Yes. The PG-SGA© has been used clinically in several settings – inpatient, outpatient, homecare, and hospice. The use of the same tool in all settings provides a consistent means of identifying patients with malnutrition and measuring outcomes of nutrition intervention, as patients move through the spectrum of health care delivery systems. What is gained in each of these settings can be quite different, but can have a positive impact on clinical outcomes and potentially healthcare costs.
Inpatient: If the patient is hospitalized and has pre-existing weight loss on admission, it is important to think about intervention (nutritional and/or symptom management) rather than waiting until the patient has a complication or an extended hospitalization. Even more important, patient assessment should be carried out at diagnosis already, to be able to prevent nutritional status from (further) deterioration.
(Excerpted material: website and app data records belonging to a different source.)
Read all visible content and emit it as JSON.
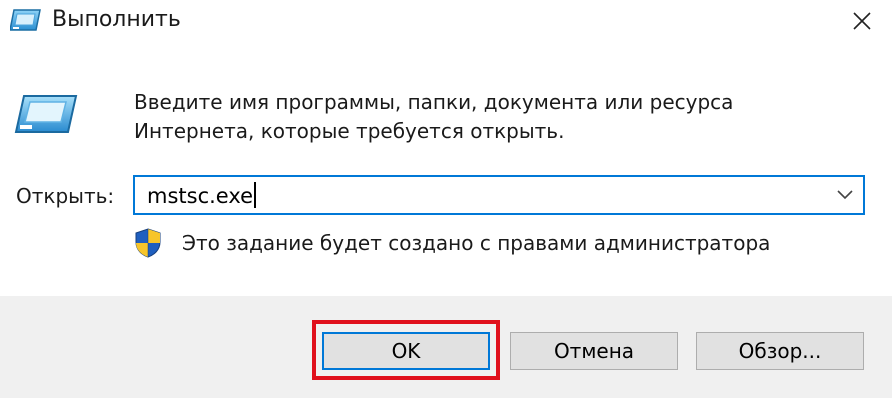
{
  "window": {
    "title": "Выполнить",
    "icon": "run-dialog-icon"
  },
  "body": {
    "description_line1": "Введите имя программы, папки, документа или ресурса",
    "description_line2": "Интернета, которые требуется открыть.",
    "open_label": "Открыть:",
    "open_value": "mstsc.exe",
    "admin_note": "Это задание будет создано с правами администратора"
  },
  "buttons": {
    "ok": "OK",
    "cancel": "Отмена",
    "browse": "Обзор..."
  },
  "colors": {
    "focus_blue": "#0078d7",
    "highlight_red": "#e0101c",
    "footer_bg": "#f0f0f0",
    "button_bg": "#e1e1e1"
  }
}
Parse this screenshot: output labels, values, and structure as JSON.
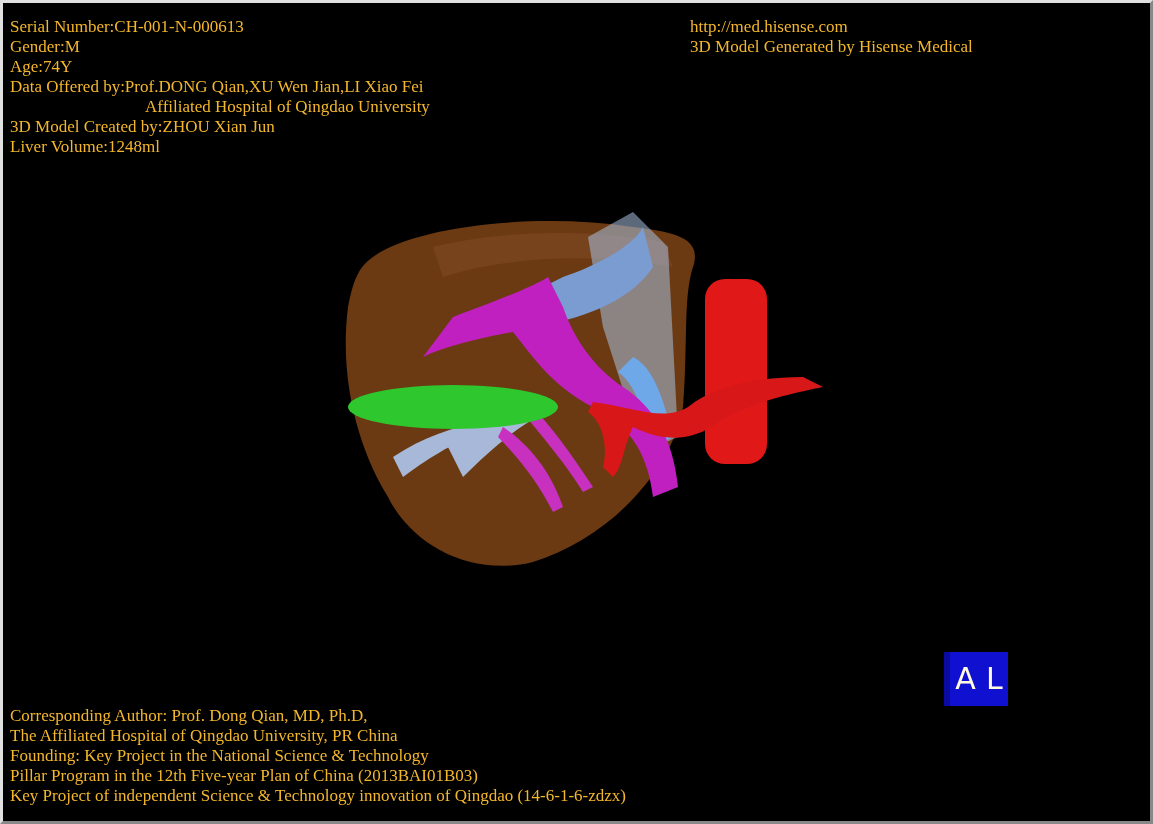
{
  "viewer": {
    "top_left": [
      {
        "text": "Serial Number:CH-001-N-000613",
        "kind": "line"
      },
      {
        "text": "Gender:M",
        "kind": "line"
      },
      {
        "text": "Age:74Y",
        "kind": "line"
      },
      {
        "text": "Data Offered by:Prof.DONG Qian,XU Wen Jian,LI Xiao Fei",
        "kind": "line"
      },
      {
        "text": "Affiliated Hospital of Qingdao University",
        "kind": "continuation"
      },
      {
        "text": "3D Model Created by:ZHOU Xian Jun",
        "kind": "line"
      },
      {
        "text": "Liver Volume:1248ml",
        "kind": "line"
      }
    ],
    "top_right": [
      "http://med.hisense.com",
      "3D Model Generated by Hisense Medical"
    ],
    "orientation_cube": {
      "labels": [
        "A",
        "L"
      ]
    },
    "bottom_left": [
      "Corresponding Author: Prof. Dong Qian, MD, Ph.D,",
      "The Affiliated Hospital of Qingdao University, PR China",
      "Founding: Key Project in the National Science & Technology",
      "Pillar Program in the 12th Five-year Plan of China (2013BAI01B03)",
      "Key Project of independent Science & Technology innovation of Qingdao (14-6-1-6-zdzx)"
    ]
  }
}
In 2003, Mobley et al., US Army, Walter Reed Medical Center, Washington DC (abstract ADA) reported that the PG-SGA© was the single best predictor of clinical outcomes in terms of length of stay for hospitalized medical, surgical or oncologic patients (n=63). Assessment were performed within 48 hours of admission and patients were followed until discharge.
Trained dietetic professionals performed a PG-SGA© with additional assessments including anthropometric measurements (height, weight, triceps skin fold and mid-arm circumference); calculation of body mass index, percent usual body weight, percent desirable weight, and mid-arm muscle circumference; handgrip strength by hand dynamometry and standard laboratory values such as albumin, hematocrit, hemoglobin, blood urea nitrogen, and creatinine. Data were analyzed using stepwise multiple linear regression models (significance, P<0.05).
The results from this study indicated that PG-SGA© is the single best predictor of length of stay and the authors suggested that based on the findings from the study that the PG-SGA© may be a valuable screening tool to identify those patients who may require intensive medical nutrition therapy, especially in hospital settings where laboratory data is limited and/or unavailable. Additionally, that early nutritional intervention in those patients with increased PG-SGA scores may lead to better clinical outcomes.
The relationship between the PG-SGA© and clinical outcome, as well as quality of life has been confirmed in several studies thereafter (e.g. Bauer et al., 2002; Isenring et al., 2003; Campbell et al., 2008; Shahmoradi et al., 2009; Laky et al., 2010; Capuano et al., 2010; Zalina et al., 2012; Esfahani et al., 2013; Citak et al., 2013; Malihi et al., 2013; Mohammadi et al., 2013).
► Outpatient: This has been widely used as a method of streamlining patient flow through clinic with the benefit of efficient and consistent assessment of weight and weight history; food intake; symptoms (often referred to as nutrition impact symptoms) and functionality of performance status. In many clinics that patient completes the PG-SGA© while in the waiting room or patient room, with the medical team able to spend their limited time spent with the patient addressing the identified issues rather than spending the time asking questions.
► Homecare: The same benefits can be achieved in this setting but also may help to either identify at risk patients or help to transition from hightech (parenteral or enteral) nutrition to oral.
► Hospice: Particularly important is the aspects of standardized, patient self-reported symptoms and quality of life in the context of functionality, weight and nutrition.